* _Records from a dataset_
**********

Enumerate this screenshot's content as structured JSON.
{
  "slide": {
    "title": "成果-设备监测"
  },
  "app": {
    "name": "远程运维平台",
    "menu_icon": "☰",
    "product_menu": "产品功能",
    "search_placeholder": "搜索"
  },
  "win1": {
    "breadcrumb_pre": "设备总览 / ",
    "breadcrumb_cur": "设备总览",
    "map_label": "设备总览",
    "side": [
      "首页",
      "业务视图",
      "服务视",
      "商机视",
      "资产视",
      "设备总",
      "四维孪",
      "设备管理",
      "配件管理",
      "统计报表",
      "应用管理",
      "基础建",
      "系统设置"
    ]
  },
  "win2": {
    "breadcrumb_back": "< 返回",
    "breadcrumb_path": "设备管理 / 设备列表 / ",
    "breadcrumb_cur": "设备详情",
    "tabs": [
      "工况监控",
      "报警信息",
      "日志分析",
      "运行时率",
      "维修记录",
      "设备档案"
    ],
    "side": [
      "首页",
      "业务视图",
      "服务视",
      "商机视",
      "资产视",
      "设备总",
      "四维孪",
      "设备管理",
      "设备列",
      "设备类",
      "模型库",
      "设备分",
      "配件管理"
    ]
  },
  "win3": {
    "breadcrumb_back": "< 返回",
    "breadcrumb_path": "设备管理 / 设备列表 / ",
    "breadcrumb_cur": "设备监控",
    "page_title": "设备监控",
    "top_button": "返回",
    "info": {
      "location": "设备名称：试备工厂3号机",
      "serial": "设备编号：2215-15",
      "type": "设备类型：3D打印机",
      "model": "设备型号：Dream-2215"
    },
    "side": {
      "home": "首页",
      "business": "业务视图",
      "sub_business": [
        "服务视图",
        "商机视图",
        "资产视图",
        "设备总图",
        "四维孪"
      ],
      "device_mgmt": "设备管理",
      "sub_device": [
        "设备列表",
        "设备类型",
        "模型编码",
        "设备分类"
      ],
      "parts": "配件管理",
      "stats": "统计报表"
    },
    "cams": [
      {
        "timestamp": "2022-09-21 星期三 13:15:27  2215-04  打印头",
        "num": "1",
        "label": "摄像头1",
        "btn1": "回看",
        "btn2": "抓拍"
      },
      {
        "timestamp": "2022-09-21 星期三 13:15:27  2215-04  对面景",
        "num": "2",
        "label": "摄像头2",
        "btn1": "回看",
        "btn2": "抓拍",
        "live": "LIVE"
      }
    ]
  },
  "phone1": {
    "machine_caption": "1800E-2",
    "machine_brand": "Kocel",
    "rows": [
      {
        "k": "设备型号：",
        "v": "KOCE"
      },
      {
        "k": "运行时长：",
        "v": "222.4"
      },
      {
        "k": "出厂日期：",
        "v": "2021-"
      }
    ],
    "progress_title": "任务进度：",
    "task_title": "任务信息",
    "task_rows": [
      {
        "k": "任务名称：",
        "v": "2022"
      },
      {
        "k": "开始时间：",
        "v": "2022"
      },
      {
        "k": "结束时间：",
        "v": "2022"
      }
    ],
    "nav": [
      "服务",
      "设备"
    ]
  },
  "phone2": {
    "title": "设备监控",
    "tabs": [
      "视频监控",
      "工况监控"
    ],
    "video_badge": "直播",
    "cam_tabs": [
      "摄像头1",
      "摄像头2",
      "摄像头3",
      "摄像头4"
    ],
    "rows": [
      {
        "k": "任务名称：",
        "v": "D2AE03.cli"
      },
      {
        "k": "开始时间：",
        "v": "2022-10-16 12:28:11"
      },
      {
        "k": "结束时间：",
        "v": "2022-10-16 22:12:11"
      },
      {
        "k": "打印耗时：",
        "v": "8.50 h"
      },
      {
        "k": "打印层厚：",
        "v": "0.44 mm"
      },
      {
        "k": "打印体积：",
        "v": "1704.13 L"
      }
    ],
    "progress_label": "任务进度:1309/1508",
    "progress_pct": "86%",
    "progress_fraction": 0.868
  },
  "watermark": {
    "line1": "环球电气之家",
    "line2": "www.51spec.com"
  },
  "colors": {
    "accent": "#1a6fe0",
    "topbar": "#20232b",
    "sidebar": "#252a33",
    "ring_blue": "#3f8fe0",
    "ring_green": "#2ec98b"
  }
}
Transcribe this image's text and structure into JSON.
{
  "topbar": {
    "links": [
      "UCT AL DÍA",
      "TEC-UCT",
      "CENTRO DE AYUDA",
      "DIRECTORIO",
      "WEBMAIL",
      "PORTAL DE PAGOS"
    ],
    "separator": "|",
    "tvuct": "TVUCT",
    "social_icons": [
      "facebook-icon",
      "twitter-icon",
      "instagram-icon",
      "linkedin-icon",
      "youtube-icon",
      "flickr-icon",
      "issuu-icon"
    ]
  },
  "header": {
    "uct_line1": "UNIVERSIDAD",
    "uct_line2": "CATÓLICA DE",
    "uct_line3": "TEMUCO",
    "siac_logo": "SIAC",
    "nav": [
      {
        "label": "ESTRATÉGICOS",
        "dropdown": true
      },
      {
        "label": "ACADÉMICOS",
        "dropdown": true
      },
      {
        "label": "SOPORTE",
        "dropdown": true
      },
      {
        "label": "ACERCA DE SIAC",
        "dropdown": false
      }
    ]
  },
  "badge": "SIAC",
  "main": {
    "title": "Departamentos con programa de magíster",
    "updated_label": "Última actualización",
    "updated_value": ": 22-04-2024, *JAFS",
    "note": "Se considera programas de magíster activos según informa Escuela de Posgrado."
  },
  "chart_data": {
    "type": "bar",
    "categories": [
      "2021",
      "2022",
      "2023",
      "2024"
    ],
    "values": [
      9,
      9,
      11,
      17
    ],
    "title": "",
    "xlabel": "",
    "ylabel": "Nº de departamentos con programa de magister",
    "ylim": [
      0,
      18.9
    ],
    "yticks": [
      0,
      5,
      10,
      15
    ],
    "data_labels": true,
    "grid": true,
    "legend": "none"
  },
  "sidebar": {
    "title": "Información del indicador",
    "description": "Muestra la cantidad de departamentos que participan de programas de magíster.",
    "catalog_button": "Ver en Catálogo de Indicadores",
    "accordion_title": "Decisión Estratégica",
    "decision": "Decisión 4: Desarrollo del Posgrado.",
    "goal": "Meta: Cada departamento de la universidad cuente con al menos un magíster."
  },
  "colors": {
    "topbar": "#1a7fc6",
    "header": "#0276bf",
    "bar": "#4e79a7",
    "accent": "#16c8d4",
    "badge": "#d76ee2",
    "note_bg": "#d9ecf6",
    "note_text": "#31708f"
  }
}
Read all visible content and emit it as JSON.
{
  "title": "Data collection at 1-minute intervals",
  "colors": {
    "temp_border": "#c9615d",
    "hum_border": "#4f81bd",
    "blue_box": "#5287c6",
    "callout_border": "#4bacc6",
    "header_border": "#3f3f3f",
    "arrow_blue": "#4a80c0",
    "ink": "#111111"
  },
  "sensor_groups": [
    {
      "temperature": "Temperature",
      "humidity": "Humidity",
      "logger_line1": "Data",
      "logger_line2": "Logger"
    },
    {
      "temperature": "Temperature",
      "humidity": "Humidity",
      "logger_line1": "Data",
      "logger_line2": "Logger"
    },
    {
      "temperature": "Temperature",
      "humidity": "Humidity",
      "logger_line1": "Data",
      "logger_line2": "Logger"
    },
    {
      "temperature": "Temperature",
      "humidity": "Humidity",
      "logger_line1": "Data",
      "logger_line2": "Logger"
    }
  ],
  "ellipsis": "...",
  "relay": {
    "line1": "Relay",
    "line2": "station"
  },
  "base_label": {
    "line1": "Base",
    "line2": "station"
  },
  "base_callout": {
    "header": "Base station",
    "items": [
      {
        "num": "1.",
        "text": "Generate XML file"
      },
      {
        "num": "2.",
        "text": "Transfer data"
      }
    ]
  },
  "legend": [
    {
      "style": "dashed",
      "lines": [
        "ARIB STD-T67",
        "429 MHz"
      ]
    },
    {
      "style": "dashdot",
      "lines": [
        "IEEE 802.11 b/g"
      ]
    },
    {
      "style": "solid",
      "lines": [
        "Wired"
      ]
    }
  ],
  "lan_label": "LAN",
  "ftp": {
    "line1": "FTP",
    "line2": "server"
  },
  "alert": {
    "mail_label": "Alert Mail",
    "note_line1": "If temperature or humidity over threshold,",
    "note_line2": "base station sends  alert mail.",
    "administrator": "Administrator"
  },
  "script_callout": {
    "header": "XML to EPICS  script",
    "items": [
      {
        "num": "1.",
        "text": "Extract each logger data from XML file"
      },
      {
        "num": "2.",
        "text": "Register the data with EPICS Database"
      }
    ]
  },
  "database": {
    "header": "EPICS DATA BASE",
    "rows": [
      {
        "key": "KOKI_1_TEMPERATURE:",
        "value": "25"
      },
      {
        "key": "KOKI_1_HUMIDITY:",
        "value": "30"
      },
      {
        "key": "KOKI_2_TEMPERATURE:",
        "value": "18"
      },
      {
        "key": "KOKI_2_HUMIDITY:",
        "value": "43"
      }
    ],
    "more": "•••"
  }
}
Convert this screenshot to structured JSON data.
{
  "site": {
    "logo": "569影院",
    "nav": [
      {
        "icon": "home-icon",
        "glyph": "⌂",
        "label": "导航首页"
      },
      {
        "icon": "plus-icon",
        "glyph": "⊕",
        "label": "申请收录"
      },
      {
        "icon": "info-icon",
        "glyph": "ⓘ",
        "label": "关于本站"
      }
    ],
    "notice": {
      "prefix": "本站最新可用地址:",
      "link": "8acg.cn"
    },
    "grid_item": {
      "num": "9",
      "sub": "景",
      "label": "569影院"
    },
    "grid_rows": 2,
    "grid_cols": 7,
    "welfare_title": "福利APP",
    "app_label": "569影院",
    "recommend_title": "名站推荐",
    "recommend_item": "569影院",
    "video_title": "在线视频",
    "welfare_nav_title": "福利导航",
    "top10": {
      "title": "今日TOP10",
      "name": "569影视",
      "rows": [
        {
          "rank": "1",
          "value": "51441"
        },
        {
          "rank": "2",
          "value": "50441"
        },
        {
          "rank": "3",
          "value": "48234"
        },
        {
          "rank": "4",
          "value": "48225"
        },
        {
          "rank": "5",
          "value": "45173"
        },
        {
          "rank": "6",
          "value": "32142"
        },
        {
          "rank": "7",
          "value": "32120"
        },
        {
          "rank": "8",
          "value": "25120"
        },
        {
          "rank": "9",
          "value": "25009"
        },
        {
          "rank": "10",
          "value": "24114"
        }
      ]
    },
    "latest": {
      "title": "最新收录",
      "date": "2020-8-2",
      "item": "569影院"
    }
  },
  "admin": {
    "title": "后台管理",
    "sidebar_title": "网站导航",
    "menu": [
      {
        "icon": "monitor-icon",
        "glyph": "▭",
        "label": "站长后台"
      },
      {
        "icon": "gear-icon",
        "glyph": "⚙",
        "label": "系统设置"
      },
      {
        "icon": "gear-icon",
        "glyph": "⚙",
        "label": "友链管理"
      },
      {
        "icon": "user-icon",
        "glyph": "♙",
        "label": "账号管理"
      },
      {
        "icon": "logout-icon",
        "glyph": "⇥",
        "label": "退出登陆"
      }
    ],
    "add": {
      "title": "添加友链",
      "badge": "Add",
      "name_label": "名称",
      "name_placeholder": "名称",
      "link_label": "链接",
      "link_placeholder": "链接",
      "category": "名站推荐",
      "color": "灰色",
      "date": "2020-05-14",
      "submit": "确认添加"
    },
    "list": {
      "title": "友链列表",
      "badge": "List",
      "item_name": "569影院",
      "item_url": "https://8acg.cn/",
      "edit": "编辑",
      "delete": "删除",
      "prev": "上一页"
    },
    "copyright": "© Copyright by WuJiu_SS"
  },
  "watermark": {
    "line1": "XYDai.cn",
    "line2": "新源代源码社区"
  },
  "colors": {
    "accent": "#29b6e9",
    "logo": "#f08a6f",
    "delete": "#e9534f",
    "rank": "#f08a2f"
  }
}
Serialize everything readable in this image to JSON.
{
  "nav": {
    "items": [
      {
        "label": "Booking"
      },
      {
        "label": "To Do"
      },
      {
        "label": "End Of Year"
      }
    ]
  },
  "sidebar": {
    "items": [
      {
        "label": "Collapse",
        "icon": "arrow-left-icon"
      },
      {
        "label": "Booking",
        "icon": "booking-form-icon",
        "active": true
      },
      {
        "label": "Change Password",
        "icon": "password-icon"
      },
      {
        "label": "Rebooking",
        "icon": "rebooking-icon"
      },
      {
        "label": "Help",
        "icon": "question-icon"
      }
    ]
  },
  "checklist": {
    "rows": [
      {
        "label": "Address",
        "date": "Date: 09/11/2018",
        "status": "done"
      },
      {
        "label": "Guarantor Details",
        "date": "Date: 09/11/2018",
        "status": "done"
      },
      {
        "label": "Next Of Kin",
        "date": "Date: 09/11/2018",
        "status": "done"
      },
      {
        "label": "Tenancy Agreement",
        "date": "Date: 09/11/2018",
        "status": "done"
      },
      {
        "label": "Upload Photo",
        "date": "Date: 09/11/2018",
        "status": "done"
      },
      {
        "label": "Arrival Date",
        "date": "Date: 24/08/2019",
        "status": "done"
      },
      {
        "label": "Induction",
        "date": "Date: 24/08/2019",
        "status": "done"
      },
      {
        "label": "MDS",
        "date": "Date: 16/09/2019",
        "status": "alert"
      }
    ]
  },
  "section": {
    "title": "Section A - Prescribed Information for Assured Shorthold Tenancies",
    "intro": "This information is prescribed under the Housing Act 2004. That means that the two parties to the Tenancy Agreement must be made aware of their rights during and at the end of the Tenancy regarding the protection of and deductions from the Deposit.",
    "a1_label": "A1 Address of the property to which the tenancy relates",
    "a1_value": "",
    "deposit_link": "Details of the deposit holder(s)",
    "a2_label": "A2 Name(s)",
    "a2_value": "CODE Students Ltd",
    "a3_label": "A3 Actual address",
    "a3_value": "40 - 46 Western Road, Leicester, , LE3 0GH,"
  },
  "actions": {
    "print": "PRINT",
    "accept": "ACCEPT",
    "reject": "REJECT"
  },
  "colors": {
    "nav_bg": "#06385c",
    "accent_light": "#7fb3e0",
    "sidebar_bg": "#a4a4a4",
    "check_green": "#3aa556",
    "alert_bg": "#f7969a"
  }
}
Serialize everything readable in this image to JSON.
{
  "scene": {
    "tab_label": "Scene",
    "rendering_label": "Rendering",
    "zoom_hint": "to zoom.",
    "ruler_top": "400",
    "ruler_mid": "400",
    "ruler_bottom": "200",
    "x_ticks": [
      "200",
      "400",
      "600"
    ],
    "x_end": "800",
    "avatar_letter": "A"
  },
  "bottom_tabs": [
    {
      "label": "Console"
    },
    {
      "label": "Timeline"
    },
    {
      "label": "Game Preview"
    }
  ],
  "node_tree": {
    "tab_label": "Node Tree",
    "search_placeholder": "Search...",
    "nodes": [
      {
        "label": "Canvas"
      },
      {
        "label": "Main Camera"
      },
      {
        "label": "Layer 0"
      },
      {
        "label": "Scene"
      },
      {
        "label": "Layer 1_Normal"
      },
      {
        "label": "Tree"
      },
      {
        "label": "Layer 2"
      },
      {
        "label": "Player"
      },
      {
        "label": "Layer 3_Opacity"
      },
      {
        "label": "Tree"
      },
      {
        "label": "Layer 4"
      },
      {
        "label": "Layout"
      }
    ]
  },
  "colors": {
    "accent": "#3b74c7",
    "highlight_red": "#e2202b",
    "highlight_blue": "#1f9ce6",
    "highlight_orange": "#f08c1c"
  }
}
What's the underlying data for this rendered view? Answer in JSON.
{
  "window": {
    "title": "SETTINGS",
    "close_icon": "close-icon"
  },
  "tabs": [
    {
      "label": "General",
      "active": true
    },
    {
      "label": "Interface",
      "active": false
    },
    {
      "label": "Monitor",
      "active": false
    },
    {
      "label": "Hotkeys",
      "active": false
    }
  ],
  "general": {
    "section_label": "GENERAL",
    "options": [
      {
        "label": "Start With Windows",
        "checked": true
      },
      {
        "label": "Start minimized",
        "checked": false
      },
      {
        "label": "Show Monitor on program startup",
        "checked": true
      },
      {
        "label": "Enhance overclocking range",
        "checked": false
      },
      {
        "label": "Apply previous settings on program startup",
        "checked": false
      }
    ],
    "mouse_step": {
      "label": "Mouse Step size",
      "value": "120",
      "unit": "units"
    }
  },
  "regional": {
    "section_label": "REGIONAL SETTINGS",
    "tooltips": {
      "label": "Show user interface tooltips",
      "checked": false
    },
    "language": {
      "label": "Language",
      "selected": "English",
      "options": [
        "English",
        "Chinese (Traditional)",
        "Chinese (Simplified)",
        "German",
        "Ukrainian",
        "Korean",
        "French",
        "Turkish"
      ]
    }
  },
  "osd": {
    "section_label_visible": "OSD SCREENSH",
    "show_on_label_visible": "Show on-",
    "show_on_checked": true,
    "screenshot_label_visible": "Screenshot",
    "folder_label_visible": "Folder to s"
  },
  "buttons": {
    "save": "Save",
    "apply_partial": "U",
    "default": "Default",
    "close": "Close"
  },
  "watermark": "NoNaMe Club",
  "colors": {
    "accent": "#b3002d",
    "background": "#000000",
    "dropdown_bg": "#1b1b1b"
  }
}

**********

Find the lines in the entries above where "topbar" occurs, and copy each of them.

* _Your solution_
    "topbar": "#20232b",
  "topbar": {
    "topbar": "#1a7fc6",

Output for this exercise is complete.